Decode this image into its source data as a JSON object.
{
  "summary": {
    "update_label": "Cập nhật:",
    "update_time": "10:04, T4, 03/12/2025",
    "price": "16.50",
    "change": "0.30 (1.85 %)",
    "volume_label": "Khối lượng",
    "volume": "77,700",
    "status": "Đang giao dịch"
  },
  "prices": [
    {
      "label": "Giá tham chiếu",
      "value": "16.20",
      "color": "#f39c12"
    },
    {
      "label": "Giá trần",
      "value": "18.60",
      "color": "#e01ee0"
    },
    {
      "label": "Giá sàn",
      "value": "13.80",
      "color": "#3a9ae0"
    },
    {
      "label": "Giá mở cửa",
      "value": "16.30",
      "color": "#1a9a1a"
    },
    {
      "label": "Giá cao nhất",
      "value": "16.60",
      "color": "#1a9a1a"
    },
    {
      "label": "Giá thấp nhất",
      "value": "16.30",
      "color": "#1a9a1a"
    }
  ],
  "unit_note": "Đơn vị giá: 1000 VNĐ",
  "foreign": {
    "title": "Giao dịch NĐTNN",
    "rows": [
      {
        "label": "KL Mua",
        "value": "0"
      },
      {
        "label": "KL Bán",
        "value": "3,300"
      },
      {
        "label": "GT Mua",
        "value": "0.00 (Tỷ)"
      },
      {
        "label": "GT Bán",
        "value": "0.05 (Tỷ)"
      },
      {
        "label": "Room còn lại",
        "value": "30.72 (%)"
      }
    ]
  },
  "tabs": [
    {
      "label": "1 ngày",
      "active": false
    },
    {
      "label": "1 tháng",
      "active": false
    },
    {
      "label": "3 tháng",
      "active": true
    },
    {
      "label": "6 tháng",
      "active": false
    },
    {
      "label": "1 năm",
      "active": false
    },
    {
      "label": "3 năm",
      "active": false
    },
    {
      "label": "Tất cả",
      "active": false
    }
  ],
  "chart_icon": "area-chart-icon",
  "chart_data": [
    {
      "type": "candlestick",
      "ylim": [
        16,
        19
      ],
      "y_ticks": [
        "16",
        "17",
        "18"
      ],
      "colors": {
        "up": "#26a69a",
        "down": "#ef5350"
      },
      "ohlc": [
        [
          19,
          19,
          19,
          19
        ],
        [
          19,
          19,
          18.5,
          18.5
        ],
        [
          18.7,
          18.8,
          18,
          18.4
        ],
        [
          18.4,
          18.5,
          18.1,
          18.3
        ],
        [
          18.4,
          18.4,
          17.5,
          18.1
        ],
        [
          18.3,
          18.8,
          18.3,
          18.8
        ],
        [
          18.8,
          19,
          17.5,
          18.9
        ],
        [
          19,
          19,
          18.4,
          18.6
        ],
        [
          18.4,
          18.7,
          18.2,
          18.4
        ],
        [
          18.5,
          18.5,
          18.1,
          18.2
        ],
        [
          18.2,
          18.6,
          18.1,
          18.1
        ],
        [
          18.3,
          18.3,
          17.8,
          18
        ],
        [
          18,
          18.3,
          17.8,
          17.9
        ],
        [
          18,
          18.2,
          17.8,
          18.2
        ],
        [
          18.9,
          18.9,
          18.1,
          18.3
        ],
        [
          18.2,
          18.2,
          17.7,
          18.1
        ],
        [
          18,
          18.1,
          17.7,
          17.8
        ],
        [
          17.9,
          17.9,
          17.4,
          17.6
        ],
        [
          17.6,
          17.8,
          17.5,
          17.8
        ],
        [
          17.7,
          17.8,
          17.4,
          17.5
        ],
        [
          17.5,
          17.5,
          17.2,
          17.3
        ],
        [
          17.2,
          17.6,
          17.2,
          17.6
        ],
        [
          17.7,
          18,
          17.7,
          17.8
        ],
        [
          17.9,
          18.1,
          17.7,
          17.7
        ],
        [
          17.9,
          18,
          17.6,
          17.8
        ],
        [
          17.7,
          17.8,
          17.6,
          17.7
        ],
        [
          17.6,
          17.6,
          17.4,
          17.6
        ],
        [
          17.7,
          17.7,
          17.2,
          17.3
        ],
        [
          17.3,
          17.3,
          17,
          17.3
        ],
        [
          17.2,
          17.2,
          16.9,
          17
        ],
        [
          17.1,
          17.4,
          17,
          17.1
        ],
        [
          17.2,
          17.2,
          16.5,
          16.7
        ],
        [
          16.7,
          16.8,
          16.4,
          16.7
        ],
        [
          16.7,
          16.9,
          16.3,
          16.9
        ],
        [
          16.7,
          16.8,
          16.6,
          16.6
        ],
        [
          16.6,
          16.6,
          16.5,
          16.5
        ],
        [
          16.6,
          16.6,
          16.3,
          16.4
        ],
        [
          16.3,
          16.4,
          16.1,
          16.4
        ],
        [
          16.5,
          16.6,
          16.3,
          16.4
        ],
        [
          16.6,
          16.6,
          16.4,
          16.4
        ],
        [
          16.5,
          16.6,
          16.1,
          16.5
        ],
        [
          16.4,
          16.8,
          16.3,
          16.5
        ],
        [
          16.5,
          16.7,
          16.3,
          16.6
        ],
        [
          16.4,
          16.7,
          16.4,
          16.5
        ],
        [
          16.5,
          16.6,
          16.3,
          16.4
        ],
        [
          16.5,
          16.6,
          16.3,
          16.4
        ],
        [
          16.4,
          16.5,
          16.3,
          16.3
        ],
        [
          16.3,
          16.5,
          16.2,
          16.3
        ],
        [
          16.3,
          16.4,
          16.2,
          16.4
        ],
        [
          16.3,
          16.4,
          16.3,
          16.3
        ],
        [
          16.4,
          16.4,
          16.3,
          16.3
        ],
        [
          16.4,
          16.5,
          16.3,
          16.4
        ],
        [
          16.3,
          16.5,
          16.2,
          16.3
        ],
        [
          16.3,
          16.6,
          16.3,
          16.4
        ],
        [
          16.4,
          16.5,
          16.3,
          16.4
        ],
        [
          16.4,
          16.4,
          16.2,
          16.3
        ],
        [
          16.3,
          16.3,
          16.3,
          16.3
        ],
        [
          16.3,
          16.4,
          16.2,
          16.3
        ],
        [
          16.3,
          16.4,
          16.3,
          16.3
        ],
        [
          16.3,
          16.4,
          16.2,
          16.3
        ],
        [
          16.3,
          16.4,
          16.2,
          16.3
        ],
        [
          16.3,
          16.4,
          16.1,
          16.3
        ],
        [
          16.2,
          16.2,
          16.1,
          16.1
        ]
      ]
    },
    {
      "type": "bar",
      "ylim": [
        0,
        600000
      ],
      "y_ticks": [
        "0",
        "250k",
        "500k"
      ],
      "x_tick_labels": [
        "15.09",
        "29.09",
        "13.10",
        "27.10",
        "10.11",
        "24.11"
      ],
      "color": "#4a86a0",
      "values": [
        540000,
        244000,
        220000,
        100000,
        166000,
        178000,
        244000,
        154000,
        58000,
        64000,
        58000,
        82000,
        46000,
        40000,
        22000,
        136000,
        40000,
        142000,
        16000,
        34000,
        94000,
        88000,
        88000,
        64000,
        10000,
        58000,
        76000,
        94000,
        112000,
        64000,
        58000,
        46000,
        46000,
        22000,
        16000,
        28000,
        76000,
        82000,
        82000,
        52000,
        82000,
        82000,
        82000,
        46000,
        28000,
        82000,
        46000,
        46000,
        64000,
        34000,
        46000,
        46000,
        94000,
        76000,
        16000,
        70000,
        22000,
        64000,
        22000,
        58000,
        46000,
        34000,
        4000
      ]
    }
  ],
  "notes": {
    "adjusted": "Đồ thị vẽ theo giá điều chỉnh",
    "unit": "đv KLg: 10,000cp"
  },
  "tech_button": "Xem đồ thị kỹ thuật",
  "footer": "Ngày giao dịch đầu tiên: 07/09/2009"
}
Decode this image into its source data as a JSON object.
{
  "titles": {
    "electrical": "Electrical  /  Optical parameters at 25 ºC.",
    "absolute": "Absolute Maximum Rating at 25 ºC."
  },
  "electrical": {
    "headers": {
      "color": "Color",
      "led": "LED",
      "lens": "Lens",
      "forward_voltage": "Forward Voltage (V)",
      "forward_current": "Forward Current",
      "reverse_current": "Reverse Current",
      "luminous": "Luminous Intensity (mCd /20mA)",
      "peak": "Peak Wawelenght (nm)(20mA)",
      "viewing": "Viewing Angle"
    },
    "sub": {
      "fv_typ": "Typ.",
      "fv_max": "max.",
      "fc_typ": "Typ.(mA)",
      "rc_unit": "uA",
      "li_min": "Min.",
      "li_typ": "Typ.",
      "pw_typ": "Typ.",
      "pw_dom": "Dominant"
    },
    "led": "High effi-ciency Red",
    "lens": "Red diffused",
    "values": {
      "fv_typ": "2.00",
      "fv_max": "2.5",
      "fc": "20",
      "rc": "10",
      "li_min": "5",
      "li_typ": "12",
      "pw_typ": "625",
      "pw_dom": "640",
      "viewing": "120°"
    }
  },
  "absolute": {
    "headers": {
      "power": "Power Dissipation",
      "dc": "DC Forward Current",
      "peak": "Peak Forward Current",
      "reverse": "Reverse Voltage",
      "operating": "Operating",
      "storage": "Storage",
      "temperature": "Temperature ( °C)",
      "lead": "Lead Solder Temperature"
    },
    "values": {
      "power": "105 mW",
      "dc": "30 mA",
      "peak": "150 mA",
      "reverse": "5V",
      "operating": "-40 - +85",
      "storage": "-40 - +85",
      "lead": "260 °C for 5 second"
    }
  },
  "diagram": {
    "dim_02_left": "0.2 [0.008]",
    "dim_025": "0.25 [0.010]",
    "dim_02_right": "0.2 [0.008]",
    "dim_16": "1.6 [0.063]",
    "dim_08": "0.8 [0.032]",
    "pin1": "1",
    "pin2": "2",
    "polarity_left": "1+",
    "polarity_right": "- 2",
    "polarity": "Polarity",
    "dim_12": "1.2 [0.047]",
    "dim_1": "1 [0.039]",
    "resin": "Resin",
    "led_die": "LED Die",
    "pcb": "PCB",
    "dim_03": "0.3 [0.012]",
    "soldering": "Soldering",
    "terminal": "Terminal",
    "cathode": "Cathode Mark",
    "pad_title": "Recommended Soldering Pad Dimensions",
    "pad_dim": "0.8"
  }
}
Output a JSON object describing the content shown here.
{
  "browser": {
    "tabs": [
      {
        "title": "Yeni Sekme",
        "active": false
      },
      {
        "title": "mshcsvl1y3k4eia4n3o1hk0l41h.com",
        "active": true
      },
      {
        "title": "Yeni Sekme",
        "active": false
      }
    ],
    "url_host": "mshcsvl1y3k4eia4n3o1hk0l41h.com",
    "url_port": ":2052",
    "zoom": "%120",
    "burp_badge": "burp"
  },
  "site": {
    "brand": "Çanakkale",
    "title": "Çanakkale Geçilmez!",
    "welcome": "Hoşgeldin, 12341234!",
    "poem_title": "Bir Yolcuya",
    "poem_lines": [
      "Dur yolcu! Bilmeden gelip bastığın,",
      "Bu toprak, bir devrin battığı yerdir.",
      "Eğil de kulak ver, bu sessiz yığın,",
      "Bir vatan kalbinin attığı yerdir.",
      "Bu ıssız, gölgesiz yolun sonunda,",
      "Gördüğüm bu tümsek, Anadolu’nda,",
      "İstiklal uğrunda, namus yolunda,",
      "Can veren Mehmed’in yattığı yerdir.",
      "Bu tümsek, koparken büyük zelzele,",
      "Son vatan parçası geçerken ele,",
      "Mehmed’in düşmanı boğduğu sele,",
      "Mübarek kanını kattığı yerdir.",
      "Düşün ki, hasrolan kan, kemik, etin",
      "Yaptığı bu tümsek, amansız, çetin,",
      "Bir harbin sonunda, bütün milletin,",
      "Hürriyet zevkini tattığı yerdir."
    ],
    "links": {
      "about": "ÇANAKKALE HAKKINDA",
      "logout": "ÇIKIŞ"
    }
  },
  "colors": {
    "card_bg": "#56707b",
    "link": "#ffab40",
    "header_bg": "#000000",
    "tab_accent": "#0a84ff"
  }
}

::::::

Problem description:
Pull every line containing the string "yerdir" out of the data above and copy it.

Solved problem:
      "Bu toprak, bir devrin battığı yerdir.",
      "Bir vatan kalbinin attığı yerdir.",
      "Can veren Mehmed’in yattığı yerdir.",
      "Mübarek kanını kattığı yerdir.",
      "Hürriyet zevkini tattığı yerdir."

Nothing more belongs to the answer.